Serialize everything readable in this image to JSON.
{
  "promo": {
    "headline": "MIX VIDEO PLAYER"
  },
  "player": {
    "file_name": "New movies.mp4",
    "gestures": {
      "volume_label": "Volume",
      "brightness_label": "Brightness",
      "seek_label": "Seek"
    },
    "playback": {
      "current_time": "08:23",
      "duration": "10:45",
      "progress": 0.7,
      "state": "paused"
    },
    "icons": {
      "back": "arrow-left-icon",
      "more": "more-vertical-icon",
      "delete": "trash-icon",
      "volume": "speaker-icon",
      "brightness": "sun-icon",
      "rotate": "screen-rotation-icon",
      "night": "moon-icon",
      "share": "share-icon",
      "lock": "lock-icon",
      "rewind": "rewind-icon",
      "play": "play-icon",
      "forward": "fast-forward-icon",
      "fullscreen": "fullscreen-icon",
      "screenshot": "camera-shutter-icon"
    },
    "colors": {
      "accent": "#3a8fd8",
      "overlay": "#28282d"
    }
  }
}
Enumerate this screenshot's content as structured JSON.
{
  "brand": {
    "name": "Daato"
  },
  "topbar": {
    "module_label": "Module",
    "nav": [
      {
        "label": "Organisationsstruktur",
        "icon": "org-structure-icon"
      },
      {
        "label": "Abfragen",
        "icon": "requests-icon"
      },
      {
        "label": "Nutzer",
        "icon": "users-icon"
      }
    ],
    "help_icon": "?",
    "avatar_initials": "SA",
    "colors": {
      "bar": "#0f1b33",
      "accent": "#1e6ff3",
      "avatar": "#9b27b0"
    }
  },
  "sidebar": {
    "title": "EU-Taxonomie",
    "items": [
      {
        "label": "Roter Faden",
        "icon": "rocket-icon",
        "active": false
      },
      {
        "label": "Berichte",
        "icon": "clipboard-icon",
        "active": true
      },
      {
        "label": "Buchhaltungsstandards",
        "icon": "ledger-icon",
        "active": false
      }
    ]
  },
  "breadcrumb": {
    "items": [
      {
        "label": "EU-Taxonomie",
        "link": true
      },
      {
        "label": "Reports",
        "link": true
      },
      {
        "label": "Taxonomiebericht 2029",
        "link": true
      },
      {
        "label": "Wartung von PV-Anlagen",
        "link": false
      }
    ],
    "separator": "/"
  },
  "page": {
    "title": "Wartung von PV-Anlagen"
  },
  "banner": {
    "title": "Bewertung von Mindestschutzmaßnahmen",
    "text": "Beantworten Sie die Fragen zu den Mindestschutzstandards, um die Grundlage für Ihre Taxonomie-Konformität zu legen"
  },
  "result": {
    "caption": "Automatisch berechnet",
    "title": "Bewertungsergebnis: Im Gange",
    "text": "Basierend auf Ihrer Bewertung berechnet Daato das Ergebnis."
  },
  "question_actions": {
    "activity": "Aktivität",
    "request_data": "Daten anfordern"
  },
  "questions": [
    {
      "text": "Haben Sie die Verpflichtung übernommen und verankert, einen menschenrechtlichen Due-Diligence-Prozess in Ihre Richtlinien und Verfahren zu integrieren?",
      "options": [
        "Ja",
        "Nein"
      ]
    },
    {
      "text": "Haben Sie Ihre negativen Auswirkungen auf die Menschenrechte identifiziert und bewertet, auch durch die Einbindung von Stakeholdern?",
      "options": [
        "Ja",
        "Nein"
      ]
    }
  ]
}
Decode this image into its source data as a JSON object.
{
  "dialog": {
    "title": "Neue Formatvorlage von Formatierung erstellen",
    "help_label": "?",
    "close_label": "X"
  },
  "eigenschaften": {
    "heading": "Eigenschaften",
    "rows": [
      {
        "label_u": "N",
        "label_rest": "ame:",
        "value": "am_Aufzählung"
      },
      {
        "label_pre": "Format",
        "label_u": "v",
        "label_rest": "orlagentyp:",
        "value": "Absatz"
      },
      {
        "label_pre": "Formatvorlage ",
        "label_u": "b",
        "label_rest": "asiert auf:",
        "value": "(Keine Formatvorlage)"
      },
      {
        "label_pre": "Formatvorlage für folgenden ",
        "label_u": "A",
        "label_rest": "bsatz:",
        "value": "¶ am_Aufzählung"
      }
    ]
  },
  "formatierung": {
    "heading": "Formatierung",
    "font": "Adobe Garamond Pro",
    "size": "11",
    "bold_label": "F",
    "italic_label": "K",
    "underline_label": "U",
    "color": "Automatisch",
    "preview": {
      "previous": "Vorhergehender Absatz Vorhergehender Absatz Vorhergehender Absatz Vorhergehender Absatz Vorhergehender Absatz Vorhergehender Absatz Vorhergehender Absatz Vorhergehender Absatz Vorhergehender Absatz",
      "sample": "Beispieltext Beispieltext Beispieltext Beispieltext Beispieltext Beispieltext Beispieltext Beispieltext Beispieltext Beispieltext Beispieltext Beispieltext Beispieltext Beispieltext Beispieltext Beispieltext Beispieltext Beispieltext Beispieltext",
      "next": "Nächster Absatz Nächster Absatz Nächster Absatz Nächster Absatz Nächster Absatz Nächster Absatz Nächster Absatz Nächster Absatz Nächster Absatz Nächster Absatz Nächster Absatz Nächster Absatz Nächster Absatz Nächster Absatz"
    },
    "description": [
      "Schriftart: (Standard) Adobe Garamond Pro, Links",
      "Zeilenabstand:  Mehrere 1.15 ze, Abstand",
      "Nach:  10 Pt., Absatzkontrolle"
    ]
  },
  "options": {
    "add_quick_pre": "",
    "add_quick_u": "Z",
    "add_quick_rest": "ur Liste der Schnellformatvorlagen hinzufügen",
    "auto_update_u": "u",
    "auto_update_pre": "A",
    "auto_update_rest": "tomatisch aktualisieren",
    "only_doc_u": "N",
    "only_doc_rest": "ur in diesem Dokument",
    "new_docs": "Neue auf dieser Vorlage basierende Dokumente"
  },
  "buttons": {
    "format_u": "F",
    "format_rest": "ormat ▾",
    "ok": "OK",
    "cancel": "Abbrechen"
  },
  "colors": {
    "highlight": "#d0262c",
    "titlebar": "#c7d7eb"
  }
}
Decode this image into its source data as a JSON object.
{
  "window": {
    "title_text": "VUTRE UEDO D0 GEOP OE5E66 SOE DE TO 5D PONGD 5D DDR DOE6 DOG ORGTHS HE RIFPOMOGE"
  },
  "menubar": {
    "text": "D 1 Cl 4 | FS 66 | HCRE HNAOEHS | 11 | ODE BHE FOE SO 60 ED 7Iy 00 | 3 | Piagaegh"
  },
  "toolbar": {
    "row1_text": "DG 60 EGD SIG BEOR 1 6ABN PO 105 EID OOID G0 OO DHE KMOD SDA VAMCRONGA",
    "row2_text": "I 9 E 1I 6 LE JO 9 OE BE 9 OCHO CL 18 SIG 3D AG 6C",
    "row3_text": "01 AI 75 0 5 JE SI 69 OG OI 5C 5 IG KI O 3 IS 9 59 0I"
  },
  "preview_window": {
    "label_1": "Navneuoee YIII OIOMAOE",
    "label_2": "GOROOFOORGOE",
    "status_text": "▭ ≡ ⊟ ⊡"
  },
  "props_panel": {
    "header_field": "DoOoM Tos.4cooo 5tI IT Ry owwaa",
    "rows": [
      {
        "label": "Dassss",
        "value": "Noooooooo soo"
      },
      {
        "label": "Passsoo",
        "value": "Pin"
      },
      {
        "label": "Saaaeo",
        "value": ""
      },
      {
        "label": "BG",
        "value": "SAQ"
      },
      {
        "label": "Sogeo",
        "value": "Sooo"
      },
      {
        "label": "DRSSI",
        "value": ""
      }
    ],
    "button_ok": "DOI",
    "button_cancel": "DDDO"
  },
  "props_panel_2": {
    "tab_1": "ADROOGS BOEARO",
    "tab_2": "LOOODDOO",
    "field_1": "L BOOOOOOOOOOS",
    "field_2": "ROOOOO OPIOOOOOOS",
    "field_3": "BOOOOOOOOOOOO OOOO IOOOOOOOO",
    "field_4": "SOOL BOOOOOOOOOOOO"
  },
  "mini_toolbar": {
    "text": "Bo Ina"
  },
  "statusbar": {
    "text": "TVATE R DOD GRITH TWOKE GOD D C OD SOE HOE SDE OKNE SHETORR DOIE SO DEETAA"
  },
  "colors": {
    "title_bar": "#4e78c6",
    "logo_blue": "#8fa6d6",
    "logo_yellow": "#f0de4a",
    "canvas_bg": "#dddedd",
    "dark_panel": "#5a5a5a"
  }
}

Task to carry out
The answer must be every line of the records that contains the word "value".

Written response
        "value": "am_Aufzählung"
        "value": "Absatz"
        "value": "(Keine Formatvorlage)"
        "value": "¶ am_Aufzählung"
        "value": "Noooooooo soo"
        "value": "Pin"
        "value": ""
        "value": "SAQ"
        "value": "Sooo"
        "value": ""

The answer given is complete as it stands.